THE GOOD SISTER by Chelsea Bolan
Raul Amador told himself that everything he did was for the good of his family. After all, didn’t he move them from the poverty, squalor and dangers of Mexico City to the prosperity, peacefulness and safety of Santo Nino?
For Raul Amador family was everything.
Family AND honor.
Or maybe it was honor above everything? – the idea that he could hold his head high while tending to his bar full of tourists or walking through town. Why else would he have been able to banish his 14 year-old daughter, Gabriela, on the basis of rumor? That was the day Lucy lost not only her sister but also her best friend.

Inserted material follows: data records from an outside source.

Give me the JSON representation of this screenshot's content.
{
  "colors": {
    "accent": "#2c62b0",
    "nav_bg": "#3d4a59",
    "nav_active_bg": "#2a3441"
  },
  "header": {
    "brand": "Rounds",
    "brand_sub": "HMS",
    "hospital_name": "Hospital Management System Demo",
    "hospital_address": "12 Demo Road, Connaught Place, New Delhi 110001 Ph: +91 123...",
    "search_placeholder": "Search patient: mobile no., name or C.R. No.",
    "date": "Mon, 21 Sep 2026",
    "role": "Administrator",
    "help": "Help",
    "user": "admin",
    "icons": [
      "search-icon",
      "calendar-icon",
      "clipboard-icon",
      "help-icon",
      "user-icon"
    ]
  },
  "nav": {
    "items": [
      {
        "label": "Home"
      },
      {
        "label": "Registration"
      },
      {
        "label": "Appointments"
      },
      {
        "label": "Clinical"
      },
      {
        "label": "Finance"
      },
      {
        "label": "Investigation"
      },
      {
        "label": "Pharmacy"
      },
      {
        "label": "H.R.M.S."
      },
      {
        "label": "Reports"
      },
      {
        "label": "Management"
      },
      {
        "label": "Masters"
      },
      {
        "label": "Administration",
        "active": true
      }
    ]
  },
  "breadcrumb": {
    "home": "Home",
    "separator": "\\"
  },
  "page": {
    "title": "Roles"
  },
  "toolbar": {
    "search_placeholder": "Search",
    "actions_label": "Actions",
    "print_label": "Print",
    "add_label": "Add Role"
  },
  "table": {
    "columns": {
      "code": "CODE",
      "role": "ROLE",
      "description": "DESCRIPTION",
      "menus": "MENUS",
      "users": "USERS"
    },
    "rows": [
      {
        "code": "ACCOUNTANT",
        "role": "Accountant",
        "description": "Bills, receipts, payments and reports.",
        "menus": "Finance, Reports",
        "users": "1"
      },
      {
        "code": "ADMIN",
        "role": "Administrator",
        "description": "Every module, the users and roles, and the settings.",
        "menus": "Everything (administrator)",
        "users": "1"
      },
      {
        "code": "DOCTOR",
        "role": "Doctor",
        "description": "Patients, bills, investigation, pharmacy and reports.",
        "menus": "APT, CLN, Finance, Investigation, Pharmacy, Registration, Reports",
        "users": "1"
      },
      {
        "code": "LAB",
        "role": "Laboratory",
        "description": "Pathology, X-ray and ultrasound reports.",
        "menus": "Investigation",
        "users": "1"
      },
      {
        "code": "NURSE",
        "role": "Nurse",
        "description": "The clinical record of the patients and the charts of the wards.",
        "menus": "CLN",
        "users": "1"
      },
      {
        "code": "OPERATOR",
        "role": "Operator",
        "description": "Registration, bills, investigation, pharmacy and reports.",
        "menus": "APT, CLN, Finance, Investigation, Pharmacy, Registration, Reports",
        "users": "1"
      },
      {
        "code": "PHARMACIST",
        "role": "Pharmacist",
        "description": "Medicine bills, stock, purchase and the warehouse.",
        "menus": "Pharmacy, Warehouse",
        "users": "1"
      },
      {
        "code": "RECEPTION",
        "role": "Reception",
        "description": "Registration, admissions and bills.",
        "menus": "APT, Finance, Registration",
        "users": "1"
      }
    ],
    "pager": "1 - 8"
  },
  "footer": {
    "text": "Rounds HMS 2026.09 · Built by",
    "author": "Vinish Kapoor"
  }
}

She thought she couldn’t do anything about at the time but when the after shocks of her father’s decision cracked the foundation of her life and family she set out to find her sister. Through the slums and red-light districts of Mexico City to the “gringolandia” of San Diego she searched everywhere. Would she ever find her sister again? And if she did, could she even begin to ask for forgiveness for doing nothing?
“The Good Sister” is in turns heartbreaking and heartwarming, frightening and comforting, full of suspense and danger and then love and redemption. Ms. Bolan has created a gritty yet wonderful world populated by both truly hate-worthy characters and, while not always traditional, equally truly loving and warm characters. Lucy’s quest to find her sister is believable and I found myself cheering for her whenever something went right and despising those who made her journey more difficult. Ms. Bolan managed to grab hold of my emotions from the first page and not let go. Then I felt her squeezing just a little tighter, if that was even possible, when Gabriela’s whole story was finally revealed at the end of the book. Well done for a debut author!
Told in both the first person for Lucy’s story and third person for the rest worked well for this book. “The Good Sister” explores so many themes relevant today – some politics, male/female double standards, tradition versus more modern norms – the list goes on, yet Ms. Bolan managed to combine them all into central plot that had me anxiously turning pages whenever I could get a few minutes to sit down with the book.
This book made me think of “The Kite Runner” and “The Almond Tree” because it has also stayed with me for a while after turning the last page. It too asks the age-old questions “Can you be good again?” “Can you really go home again”? Since both Lucy and Gabriela took turns breaking and mending my heart as I read, my only dilemma was deciding which of the two sisters the title refers to? Which one is “The Good Sister”?
I have to confess to a case of cover love for this book too. The cover so perfectly captures the Mexican setting and after finishing the book I realize that not one of the small illustrations is wasted. Just looking at the cover brings special parts of this book quickly back to mind.
Definitely a 5-star read for me.
I would like to thank Harper Collins and First Look Books for providing me with a copy of this book in exchange for an honest review.
ABOUT THE AUTHOR (from her website)
Chelsea Bolan writes a lot about people who long for alternate worlds where they would better belong. In the meantime, they make kites, change genders, play piano, stalk flautists, jump off bridges, and dream of UFOs. Her work has appeared in The Kenyon Review (online), Seattle Weekly, CutBank, Fourteen Hills, Borderlands, Poetry Northwest, Bayou, and other publications.
Born in Spokane, she earned a Bachelor of Arts in English Literature from the University of Washington and an MFA from the University of British Columbia in Vancouver. In 2010 she was Artist-in-Residence at Milkwood International in Český Krumlov, Czech Republic, and in 2011, she was awarded a GAP grant (Grants for Artist Projects) from Artist Trust to work on short stories.